We all know money can’t buy love — the Beatles have a whole song about it. As it turns out, it can’t entirely buy workplace happiness either.
More and more employees are eschewing larger paychecks in favor of a culture that makes them feel valued and appreciated.
Companies, on the other hand, are eagerly seeking creative ways to cultivate a more positive company culture and improve workplace happiness. After all, a happy employee is a productive employee.
The good news is that some of these solutions don’t cost a dime.
Incorporate Lessons Learned from Remote Work
Although no one will miss breaking up sibling fistfights while on conference calls, there are a few benefits of remote working that you would do well to recreate as you reopen your offices, such as a flexible schedule and a more comfortable work environment.
Health and well-being should also rank high on your list of priorities. Mark McClain, author of Joy and Success at Work: Building Organizations that Don’t Suck (the Life Out of People) told ValueWalk that making employee health and well-being your first priority is a key way to create a better workplace culture in 2021.
"If you respect (employees), value them and treat them as professionals, they will go through walls for you," said McClain.
You have to decide what will and won’t work for your company, but here are some ideas:
Reinvent the Coffee Station
One of the perks of working from home is that employees can drink their coffee exactly how and where they want it.
Whether on a break in a comfy living room chair or working at the kitchen table, they had control over their schedule and environment.
Employers can give their workers that same feeling of freedom while in the office:
- Provide a variety of coffee brands, roasts and flavors and a range of flavored creamers, along with other beverage options. (Tea drinkers, we see you!)
- Have a variety of snacks on hand. Because the pandemic caused many people to take stock of their physical well-being, include plenty of healthy options. As a bonus, foods containing complex carbohydrates, healthy fats, and fiber (such as popcorn) provide energy that can help employees increase productivity.
- Give your common area a coffee-shop feel with tables and chairs for those who want to work and a couple of cushy (but spaced-out and easily cleanable) seats for those who want to relax on a break.
Are your employees going to stage a mass walkout if you don’t have 12 flavors of coffee creamer and 18 kinds of snacks on hand?
Unlikely.
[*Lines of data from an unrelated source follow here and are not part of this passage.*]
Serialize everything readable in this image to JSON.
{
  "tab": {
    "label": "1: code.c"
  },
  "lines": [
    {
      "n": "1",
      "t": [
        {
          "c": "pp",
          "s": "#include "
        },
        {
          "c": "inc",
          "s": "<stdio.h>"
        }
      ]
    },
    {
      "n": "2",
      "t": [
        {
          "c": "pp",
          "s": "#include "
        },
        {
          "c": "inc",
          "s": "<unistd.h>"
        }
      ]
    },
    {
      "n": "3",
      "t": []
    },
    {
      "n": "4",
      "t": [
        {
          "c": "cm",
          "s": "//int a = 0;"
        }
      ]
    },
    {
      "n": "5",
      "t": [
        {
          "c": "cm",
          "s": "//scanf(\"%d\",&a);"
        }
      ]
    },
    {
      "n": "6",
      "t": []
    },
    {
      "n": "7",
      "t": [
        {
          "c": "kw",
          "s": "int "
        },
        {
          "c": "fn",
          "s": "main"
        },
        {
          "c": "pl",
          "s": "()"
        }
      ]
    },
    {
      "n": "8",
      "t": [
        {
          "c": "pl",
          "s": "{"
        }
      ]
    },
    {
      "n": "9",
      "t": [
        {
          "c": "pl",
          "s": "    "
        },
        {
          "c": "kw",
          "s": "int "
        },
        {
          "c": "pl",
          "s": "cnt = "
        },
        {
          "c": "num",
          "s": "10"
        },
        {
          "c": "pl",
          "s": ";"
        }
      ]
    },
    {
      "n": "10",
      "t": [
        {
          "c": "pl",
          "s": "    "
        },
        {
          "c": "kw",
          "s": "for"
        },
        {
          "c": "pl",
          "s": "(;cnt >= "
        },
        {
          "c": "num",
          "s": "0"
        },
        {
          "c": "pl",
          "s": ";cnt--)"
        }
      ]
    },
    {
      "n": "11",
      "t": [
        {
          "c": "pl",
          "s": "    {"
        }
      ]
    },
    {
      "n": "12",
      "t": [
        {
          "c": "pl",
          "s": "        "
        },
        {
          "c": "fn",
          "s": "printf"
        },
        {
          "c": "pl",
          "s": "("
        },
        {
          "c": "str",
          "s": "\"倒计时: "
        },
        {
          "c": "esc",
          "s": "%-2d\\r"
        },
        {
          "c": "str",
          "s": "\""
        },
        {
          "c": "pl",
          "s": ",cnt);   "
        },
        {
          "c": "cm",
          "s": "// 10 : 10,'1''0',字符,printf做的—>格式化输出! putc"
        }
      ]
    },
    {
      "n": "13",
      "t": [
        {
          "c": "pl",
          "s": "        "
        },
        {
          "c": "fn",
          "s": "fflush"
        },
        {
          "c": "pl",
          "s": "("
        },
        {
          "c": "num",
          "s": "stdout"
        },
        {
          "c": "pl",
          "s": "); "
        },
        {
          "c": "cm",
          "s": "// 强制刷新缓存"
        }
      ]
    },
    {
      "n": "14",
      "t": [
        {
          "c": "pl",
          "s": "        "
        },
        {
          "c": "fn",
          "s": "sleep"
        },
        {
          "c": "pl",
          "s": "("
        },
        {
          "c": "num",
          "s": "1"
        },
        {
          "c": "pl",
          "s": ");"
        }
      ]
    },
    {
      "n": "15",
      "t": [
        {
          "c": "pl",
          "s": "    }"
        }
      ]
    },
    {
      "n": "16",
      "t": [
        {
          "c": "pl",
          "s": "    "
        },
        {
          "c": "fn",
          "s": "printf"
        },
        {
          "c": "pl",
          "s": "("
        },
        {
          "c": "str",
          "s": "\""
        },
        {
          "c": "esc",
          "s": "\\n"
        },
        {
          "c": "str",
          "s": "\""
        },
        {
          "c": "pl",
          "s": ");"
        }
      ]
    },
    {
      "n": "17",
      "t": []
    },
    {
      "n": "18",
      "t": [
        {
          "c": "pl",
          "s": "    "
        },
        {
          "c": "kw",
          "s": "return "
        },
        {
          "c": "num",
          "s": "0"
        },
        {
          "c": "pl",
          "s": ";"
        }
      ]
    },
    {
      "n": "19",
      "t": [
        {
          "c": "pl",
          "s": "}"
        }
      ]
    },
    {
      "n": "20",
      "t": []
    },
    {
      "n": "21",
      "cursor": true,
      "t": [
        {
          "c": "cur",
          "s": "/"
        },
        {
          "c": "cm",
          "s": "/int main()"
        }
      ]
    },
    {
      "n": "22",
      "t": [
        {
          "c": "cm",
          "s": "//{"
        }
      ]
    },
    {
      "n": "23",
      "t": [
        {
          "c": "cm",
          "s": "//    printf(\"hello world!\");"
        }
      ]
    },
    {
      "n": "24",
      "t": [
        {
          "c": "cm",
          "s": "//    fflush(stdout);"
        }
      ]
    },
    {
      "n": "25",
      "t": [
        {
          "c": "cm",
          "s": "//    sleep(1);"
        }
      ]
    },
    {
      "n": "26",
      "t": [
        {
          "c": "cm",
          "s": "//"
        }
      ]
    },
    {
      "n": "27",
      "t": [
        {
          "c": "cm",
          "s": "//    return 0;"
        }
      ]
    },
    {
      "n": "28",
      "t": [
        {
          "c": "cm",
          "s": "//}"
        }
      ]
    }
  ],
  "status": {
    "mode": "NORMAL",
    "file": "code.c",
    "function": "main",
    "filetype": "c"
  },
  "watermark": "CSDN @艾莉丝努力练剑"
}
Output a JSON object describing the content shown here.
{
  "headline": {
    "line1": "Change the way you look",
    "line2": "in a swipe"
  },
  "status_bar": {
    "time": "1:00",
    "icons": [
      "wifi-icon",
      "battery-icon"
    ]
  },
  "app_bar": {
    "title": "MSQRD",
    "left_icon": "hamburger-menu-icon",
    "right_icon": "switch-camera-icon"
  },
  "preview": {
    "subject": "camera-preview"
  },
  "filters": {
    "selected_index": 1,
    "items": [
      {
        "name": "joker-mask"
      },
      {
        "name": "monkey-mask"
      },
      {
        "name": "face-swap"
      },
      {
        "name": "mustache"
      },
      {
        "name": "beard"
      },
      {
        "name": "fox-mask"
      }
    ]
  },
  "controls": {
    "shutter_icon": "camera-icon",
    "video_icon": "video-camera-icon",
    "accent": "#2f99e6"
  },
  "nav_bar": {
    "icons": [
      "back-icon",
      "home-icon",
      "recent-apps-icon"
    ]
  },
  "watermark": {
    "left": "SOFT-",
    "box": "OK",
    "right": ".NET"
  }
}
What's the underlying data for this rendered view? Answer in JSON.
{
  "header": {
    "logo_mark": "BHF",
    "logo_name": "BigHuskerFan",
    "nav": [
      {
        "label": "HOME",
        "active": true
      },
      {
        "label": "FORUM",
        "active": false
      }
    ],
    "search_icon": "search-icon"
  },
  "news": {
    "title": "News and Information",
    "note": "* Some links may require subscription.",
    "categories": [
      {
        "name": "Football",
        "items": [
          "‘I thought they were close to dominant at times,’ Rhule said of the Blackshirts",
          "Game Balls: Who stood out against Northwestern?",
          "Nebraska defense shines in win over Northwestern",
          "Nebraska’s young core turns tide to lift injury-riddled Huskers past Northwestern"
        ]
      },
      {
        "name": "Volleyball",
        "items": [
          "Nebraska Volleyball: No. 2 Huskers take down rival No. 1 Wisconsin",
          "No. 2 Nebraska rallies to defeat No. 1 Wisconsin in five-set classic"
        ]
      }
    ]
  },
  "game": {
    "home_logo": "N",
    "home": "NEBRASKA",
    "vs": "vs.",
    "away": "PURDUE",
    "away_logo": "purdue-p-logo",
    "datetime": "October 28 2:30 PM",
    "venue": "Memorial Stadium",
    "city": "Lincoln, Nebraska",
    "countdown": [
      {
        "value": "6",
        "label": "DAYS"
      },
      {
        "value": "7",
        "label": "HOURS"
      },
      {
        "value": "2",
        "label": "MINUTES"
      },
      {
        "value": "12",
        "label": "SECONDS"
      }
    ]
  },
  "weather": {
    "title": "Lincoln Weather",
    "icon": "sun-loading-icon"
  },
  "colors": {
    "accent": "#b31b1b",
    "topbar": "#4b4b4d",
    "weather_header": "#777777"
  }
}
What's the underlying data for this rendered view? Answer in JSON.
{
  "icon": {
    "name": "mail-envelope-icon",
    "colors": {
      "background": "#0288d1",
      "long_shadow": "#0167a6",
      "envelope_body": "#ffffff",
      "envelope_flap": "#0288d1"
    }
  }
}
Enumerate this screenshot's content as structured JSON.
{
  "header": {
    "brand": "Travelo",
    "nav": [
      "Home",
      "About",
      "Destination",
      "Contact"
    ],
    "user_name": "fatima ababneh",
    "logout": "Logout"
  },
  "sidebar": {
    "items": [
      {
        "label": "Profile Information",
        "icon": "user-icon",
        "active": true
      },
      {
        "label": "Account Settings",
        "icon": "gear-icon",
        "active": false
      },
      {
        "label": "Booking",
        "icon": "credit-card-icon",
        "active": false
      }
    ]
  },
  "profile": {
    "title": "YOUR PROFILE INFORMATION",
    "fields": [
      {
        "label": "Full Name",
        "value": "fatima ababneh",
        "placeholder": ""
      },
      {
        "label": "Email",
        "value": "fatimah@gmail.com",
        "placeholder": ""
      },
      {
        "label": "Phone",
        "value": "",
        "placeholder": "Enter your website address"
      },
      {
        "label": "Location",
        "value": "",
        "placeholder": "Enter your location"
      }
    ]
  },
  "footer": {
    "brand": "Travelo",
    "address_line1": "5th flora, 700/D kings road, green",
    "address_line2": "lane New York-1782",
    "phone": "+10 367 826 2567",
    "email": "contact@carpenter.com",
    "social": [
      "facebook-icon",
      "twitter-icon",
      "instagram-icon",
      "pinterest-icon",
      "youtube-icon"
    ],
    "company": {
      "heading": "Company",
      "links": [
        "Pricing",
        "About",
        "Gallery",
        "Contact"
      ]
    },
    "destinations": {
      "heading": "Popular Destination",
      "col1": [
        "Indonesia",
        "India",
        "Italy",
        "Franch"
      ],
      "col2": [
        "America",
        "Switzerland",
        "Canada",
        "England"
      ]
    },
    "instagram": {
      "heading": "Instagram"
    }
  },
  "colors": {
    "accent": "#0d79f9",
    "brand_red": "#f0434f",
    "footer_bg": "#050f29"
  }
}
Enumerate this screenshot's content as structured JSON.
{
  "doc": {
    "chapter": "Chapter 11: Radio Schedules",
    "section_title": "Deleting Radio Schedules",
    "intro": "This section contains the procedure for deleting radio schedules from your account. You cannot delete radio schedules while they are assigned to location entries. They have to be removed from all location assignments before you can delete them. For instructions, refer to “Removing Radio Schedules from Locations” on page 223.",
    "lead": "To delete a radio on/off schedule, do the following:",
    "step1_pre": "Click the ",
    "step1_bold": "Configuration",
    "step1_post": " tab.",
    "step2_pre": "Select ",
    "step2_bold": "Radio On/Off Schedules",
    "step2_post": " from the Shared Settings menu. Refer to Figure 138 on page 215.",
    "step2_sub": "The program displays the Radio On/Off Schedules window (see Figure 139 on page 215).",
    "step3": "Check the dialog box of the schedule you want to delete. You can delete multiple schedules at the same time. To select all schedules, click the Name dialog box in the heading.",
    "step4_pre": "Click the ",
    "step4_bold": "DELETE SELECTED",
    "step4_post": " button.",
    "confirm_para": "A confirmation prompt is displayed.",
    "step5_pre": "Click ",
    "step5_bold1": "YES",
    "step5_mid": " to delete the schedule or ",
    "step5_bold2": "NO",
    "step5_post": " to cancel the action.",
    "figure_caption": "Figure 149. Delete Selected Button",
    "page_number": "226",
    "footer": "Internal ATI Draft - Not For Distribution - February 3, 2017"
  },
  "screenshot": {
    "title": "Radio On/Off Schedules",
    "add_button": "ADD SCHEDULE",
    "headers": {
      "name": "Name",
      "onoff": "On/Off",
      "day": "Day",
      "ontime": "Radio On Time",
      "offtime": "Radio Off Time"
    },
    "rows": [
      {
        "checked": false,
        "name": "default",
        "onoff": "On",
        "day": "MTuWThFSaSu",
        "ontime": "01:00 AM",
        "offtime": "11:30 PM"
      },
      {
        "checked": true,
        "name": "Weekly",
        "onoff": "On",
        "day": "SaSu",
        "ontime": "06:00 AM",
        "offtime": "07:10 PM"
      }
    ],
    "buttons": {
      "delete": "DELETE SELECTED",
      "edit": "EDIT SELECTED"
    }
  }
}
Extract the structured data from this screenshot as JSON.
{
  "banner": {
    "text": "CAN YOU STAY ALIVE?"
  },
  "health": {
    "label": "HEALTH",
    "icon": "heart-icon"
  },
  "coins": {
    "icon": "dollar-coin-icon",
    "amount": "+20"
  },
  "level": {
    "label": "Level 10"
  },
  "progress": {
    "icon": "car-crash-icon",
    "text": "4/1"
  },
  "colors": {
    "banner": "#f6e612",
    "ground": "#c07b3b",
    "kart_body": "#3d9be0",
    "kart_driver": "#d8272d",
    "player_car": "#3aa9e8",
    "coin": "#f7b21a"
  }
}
But small comforts like a well-stocked breakroom is one of the ways an employer can show they value their employees.
Lay It All Out
A recent article by the Society for Human Resource Management (SHRM) notes that a post-pandemic return to the office might be the perfect opportunity to shake up your employees' routine, starting with the office layout.
Make an effort to do so in a way that promotes workplace happiness and increases productivity.
Focus on Agility
Your newly revamped coffee area/breakroom is a step in the right direction toward an agile workspace, which usually favors an open plan in which workers choose where they want to set up camp each day.
If you’re not sure an agile workspace is right for your company, consider incorporating just a few elements of the concept into your office design.
Keep individual desks, for example, but add some common spaces where employees can socialize and collaborate while they work, along with partitioned-off areas for those who need to focus without interruption.
Let the Sunshine In
Even the best lighting experts have nothing on Mother Nature. And sunlight isn’t just nice to look at. Natural light positively impacts health, including mood and sleep. So why not take advantage of natural light when rethinking your office floor plan?
The most obvious way to do this is by placing desks near windows. You can also maximize the amount of natural light in the office by using lighter wall and furniture colors and incorporating glass and metal surfaces into the decor.
Better yet, maximize the amount of natural light by 100% by providing your employees with outdoor spaces where they can set up shop when they need fresh air and inspiration.
Flexibility is Key
Rather than sit in their remote workspaces from 9 to 5 each day of the pandemic, employees — especially parents — most likely worked before, after, and in between caring for children, helping with online school, and dealing with whatever else this topsy-turvy time threw their way.
Why not offer some of that same flexibility as the office reopens?
A recent Forbes.com piece makes the case that productivity, not the amount of time an employee spends at the office, should be what companies focus on when judging performance.
Leo Pharma, a Denmark-based company with a location in the U.S., is considering eliminating requirements for workers to be in the building on certain days or times.
This is to allow them to focus on "purposeful interactions" and "intentional engagements" when they do come into the office.
If these ideas sound like a big leap for your business, start small.
If your company had a strict start and end time for the workday before the pandemic, consider offering a window in which employees can arrive each day. That way, they can balance their work and home lives and work when they feel most productive.
It All Adds Up
Does workplace happiness live and die by what kind of chairs are in the breakroom or whether desks are close enough to windows? Maybe not.
But making an effort to ensure your employees’ comfort while in the office, along with empowering them as much as possible to make their own choices about when, where, and how they work best, are signs of respect. And respect goes a long way.
Want to gain more insights about increasing workplace happiness? Download this resource.